◆ Instructions to follow ◆
All records, minus the pictures: write them out exactly.

◆ Information shown ◆
------------------------
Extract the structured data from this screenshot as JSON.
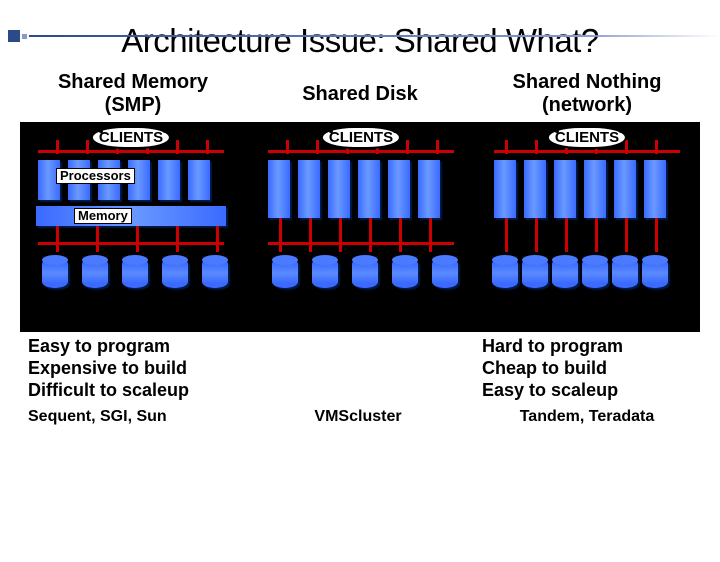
{
  "title": "Architecture Issue: Shared What?",
  "columns": [
    {
      "heading": "Shared Memory\n(SMP)",
      "clients": "CLIENTS"
    },
    {
      "heading": "Shared Disk",
      "clients": "CLIENTS"
    },
    {
      "heading": "Shared Nothing\n(network)",
      "clients": "CLIENTS"
    }
  ],
  "labels": {
    "processors": "Processors",
    "memory": "Memory"
  },
  "bottom": {
    "left_bullets": [
      "Easy to program",
      "Expensive to build",
      "Difficult to scaleup"
    ],
    "left_vendor": "Sequent, SGI, Sun",
    "center_vendor": "VMScluster",
    "right_bullets": [
      "Hard to program",
      "Cheap to build",
      "Easy to scaleup"
    ],
    "right_vendor": "Tandem, Teradata"
  }
}
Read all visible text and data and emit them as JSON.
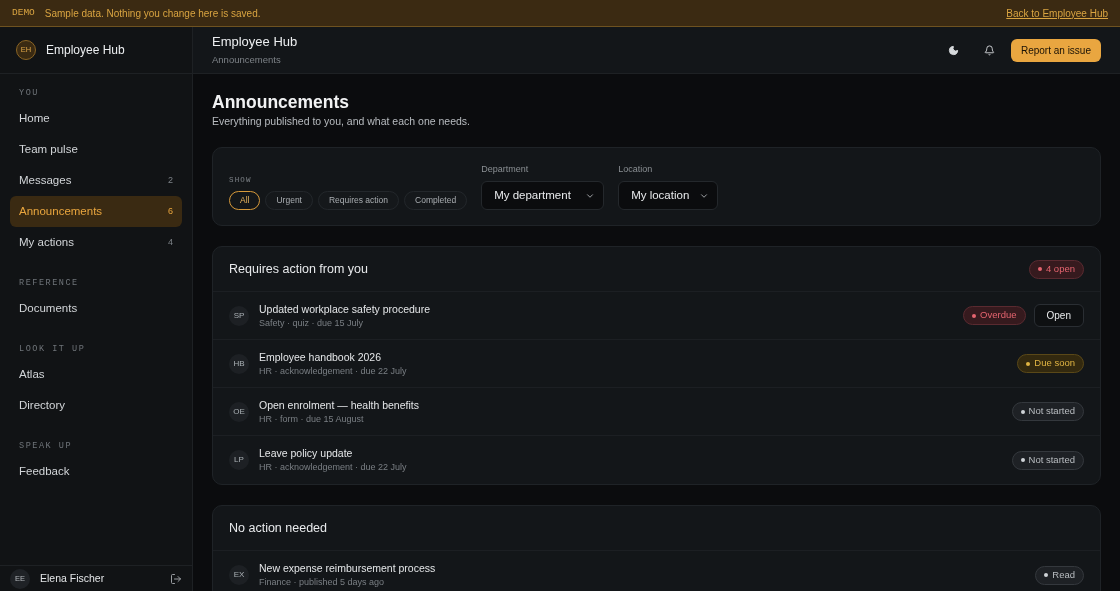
{
  "banner": {
    "tag": "DEMO",
    "message": "Sample data. Nothing you change here is saved.",
    "link": "Back to Employee Hub"
  },
  "sidebar": {
    "brand": {
      "initials": "EH",
      "name": "Employee Hub"
    },
    "sections": [
      {
        "label": "YOU",
        "items": [
          {
            "label": "Home",
            "selected": false
          },
          {
            "label": "Team pulse",
            "selected": false
          },
          {
            "label": "Messages",
            "count": "2",
            "selected": false
          },
          {
            "label": "Announcements",
            "count": "6",
            "selected": true
          },
          {
            "label": "My actions",
            "count": "4",
            "selected": false
          }
        ]
      },
      {
        "label": "REFERENCE",
        "items": [
          {
            "label": "Documents",
            "selected": false
          }
        ]
      },
      {
        "label": "LOOK IT UP",
        "items": [
          {
            "label": "Atlas",
            "selected": false
          },
          {
            "label": "Directory",
            "selected": false
          }
        ]
      },
      {
        "label": "SPEAK UP",
        "items": [
          {
            "label": "Feedback",
            "selected": false
          }
        ]
      }
    ],
    "user": {
      "initials": "EE",
      "name": "Elena Fischer"
    }
  },
  "header": {
    "title": "Employee Hub",
    "breadcrumb": "Announcements",
    "button": "Report an issue"
  },
  "page": {
    "title": "Announcements",
    "subtitle": "Everything published to you, and what each one needs."
  },
  "filters": {
    "show_label": "SHOW",
    "chips": [
      {
        "label": "All",
        "selected": true
      },
      {
        "label": "Urgent",
        "selected": false
      },
      {
        "label": "Requires action",
        "selected": false
      },
      {
        "label": "Completed",
        "selected": false
      }
    ],
    "selects": [
      {
        "label": "Department",
        "value": "My department"
      },
      {
        "label": "Location",
        "value": "My location"
      }
    ]
  },
  "sections": [
    {
      "title": "Requires action from you",
      "badge": {
        "label": "4 open",
        "kind": "danger"
      },
      "rows": [
        {
          "initials": "SP",
          "title": "Updated workplace safety procedure",
          "meta": "Safety · quiz · due 15 July",
          "status": {
            "label": "Overdue",
            "kind": "danger"
          },
          "action": "Open"
        },
        {
          "initials": "HB",
          "title": "Employee handbook 2026",
          "meta": "HR · acknowledgement · due 22 July",
          "status": {
            "label": "Due soon",
            "kind": "warning"
          }
        },
        {
          "initials": "OE",
          "title": "Open enrolment — health benefits",
          "meta": "HR · form · due 15 August",
          "status": {
            "label": "Not started",
            "kind": "neutral"
          }
        },
        {
          "initials": "LP",
          "title": "Leave policy update",
          "meta": "HR · acknowledgement · due 22 July",
          "status": {
            "label": "Not started",
            "kind": "neutral"
          }
        }
      ]
    },
    {
      "title": "No action needed",
      "rows": [
        {
          "initials": "EX",
          "title": "New expense reimbursement process",
          "meta": "Finance · published 5 days ago",
          "status": {
            "label": "Read",
            "kind": "neutral"
          }
        }
      ]
    }
  ]
}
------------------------
◆ Finished task ◆
Extract the structured data from this screenshot as JSON.
{
  "title": "Architecture Issue: Shared What?",
  "columns": [
    {
      "heading": "Shared Memory\n(SMP)",
      "clients": "CLIENTS"
    },
    {
      "heading": "Shared Disk",
      "clients": "CLIENTS"
    },
    {
      "heading": "Shared Nothing\n(network)",
      "clients": "CLIENTS"
    }
  ],
  "labels": {
    "processors": "Processors",
    "memory": "Memory"
  },
  "bottom": {
    "left_bullets": [
      "Easy to program",
      "Expensive to build",
      "Difficult to scaleup"
    ],
    "left_vendor": "Sequent, SGI, Sun",
    "center_vendor": "VMScluster",
    "right_bullets": [
      "Hard to program",
      "Cheap to build",
      "Easy to scaleup"
    ],
    "right_vendor": "Tandem, Teradata"
  }
}
Read all visible text and data and emit them as JSON.
{
  "banner": {
    "tag": "DEMO",
    "message": "Sample data. Nothing you change here is saved.",
    "link": "Back to Employee Hub"
  },
  "sidebar": {
    "brand": {
      "initials": "EH",
      "name": "Employee Hub"
    },
    "sections": [
      {
        "label": "YOU",
        "items": [
          {
            "label": "Home",
            "selected": false
          },
          {
            "label": "Team pulse",
            "selected": false
          },
          {
            "label": "Messages",
            "count": "2",
            "selected": false
          },
          {
            "label": "Announcements",
            "count": "6",
            "selected": true
          },
          {
            "label": "My actions",
            "count": "4",
            "selected": false
          }
        ]
      },
      {
        "label": "REFERENCE",
        "items": [
          {
            "label": "Documents",
            "selected": false
          }
        ]
      },
      {
        "label": "LOOK IT UP",
        "items": [
          {
            "label": "Atlas",
            "selected": false
          },
          {
            "label": "Directory",
            "selected": false
          }
        ]
      },
      {
        "label": "SPEAK UP",
        "items": [
          {
            "label": "Feedback",
            "selected": false
          }
        ]
      }
    ],
    "user": {
      "initials": "EE",
      "name": "Elena Fischer"
    }
  },
  "header": {
    "title": "Employee Hub",
    "breadcrumb": "Announcements",
    "button": "Report an issue"
  },
  "page": {
    "title": "Announcements",
    "subtitle": "Everything published to you, and what each one needs."
  },
  "filters": {
    "show_label": "SHOW",
    "chips": [
      {
        "label": "All",
        "selected": true
      },
      {
        "label": "Urgent",
        "selected": false
      },
      {
        "label": "Requires action",
        "selected": false
      },
      {
        "label": "Completed",
        "selected": false
      }
    ],
    "selects": [
      {
        "label": "Department",
        "value": "My department"
      },
      {
        "label": "Location",
        "value": "My location"
      }
    ]
  },
  "sections": [
    {
      "title": "Requires action from you",
      "badge": {
        "label": "4 open",
        "kind": "danger"
      },
      "rows": [
        {
          "initials": "SP",
          "title": "Updated workplace safety procedure",
          "meta": "Safety · quiz · due 15 July",
          "status": {
            "label": "Overdue",
            "kind": "danger"
          },
          "action": "Open"
        },
        {
          "initials": "HB",
          "title": "Employee handbook 2026",
          "meta": "HR · acknowledgement · due 22 July",
          "status": {
            "label": "Due soon",
            "kind": "warning"
          }
        },
        {
          "initials": "OE",
          "title": "Open enrolment — health benefits",
          "meta": "HR · form · due 15 August",
          "status": {
            "label": "Not started",
            "kind": "neutral"
          }
        },
        {
          "initials": "LP",
          "title": "Leave policy update",
          "meta": "HR · acknowledgement · due 22 July",
          "status": {
            "label": "Not started",
            "kind": "neutral"
          }
        }
      ]
    },
    {
      "title": "No action needed",
      "rows": [
        {
          "initials": "EX",
          "title": "New expense reimbursement process",
          "meta": "Finance · published 5 days ago",
          "status": {
            "label": "Read",
            "kind": "neutral"
          }
        }
      ]
    }
  ]
}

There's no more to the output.